Microsoft Research just published a paper on using FPGAs to accelerate machine learning: Accelerating Deep Convolutional Neural Networks Using Specialized Hardware. This is an interesting alternative to using GPUs for the same task.
This brings up a point that I’ve been giving a lot of thought to recently. 15 years ago the fastest computer in the world was around 5,000 Gigaflops/second (RMAX) and used ~ 2,000 KW of power. 5 years ago, this had increased to ~ 2,500 Teraflops/Second (RMAX) consuming 4,040 KW. 10 years had brought a speed increase of 500 times but only at a cost of 2x the power consumption. Monetarily it was about $640 USD per Gigaflop in 2000, and around $2-3 per Gigaflop USD in 2010.
Fast forward to today at the end of 2014 where the fastest machine is 33,000 Teraflops/Second (RMAX) using 17,800 KW. Cost per gigaflop is around $ 0.05 to 0.08. With these numbers, the actual cost of acquisition starts to be a relatively small number compared to the cost of the power to actually run the machine.
What we expect to see is exactly what Microsoft is discussing. Special purpose machines that provide equivalent performance in a much smaller power footprint. Why? Because that’s where the real money, and therefore the constraint, really lies.
There has been a lot of talk about reaching the end of Moore’s law the last few years. In fact, it feels much more interesting in the sense that there are going to be a lot more CPU/GPU cores or specialized computing units all running in parallel where the actual resource constraint is the amount of power that they (don’t) draw. The actual speed of the computers doesn’t seem like the bottleneck, rather it is the ability of software to parallelize algorithms to take advantage of all the computing units available.

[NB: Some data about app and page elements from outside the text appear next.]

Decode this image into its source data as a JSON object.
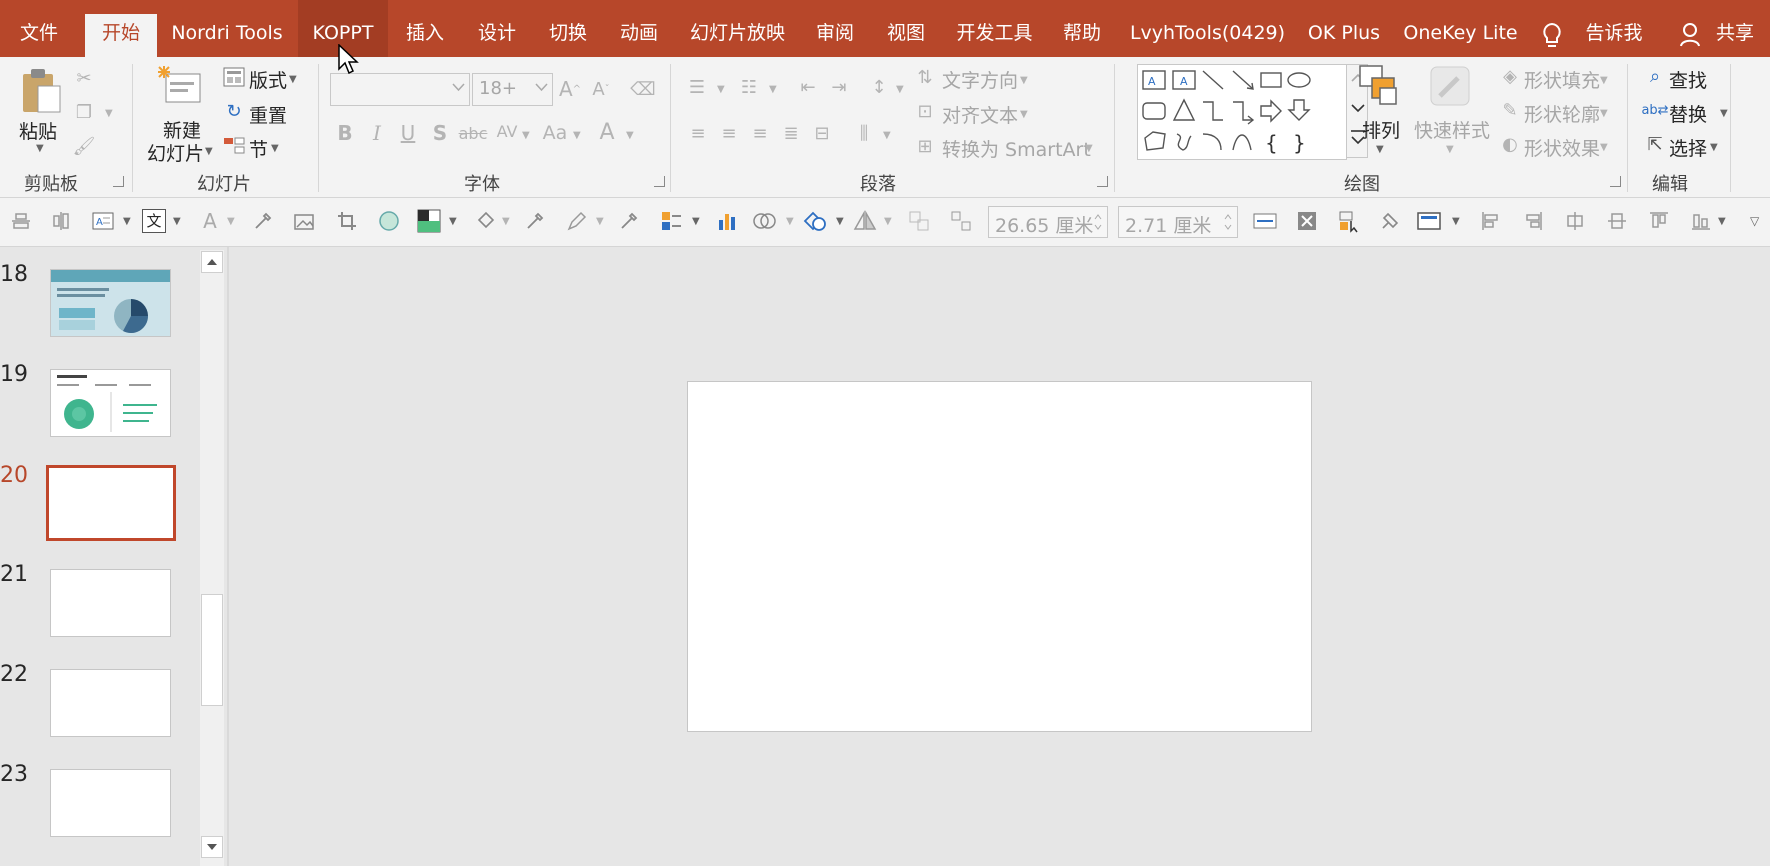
{
  "tabs": [
    {
      "label": "文件"
    },
    {
      "label": "开始"
    },
    {
      "label": "Nordri Tools"
    },
    {
      "label": "KOPPT"
    },
    {
      "label": "插入"
    },
    {
      "label": "设计"
    },
    {
      "label": "切换"
    },
    {
      "label": "动画"
    },
    {
      "label": "幻灯片放映"
    },
    {
      "label": "审阅"
    },
    {
      "label": "视图"
    },
    {
      "label": "开发工具"
    },
    {
      "label": "帮助"
    },
    {
      "label": "LvyhTools(0429)"
    },
    {
      "label": "OK Plus"
    },
    {
      "label": "OneKey Lite"
    }
  ],
  "tellme": "告诉我",
  "share": "共享",
  "colors": {
    "accent": "#b7472a",
    "ribbon": "#f3f3f3",
    "canvas": "#e6e6e6"
  },
  "groups": {
    "clipboard": {
      "label": "剪贴板",
      "paste": "粘贴"
    },
    "slides": {
      "label": "幻灯片",
      "new_slide_1": "新建",
      "new_slide_2": "幻灯片",
      "layout": "版式",
      "reset": "重置",
      "section": "节"
    },
    "font": {
      "label": "字体",
      "font_size": "18+"
    },
    "paragraph": {
      "label": "段落",
      "text_dir": "文字方向",
      "align_text": "对齐文本",
      "smartart": "转换为 SmartArt"
    },
    "drawing": {
      "label": "绘图",
      "arrange": "排列",
      "quick_styles": "快速样式",
      "fill": "形状填充",
      "outline": "形状轮廓",
      "effects": "形状效果"
    },
    "editing": {
      "label": "编辑",
      "find": "查找",
      "replace": "替换",
      "select": "选择"
    }
  },
  "quickbar": {
    "width": "26.65 厘米",
    "height": "2.71 厘米"
  },
  "slides": [
    {
      "num": "18"
    },
    {
      "num": "19"
    },
    {
      "num": "20"
    },
    {
      "num": "21"
    },
    {
      "num": "22"
    },
    {
      "num": "23"
    }
  ],
  "current_slide": "20"
}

Can FPGAs actually outperform GPUs in the long run? Certainly in the big iron case such as the NVIDIA Kepler K40/K80 FPGAs can kick some tail, but what about the case where the power is much more optimized such as a mobile System on a Chip (SoC)? Tegra K1 comes to mind (360GFlops in 10 watts) or the newly announced Tegra X1 (1 Teraflop in ~ 10 watts), as well as Apple’s A8 and other chips in that class. While the specialized FPGA approach can probably outperform the SoC, that margin may not be worth the amount of work and the lack of flexibility that the FPGAs entail. It may just be a test of faith. Do you believe that you can select the best algorithm and implement it in silicon as in the FPGA case? Or perhaps you believe that you can iterate through several different algorithms and come up with something even better in a more flexible SoC environment? Good questions!
The figures come from http://www.top500.org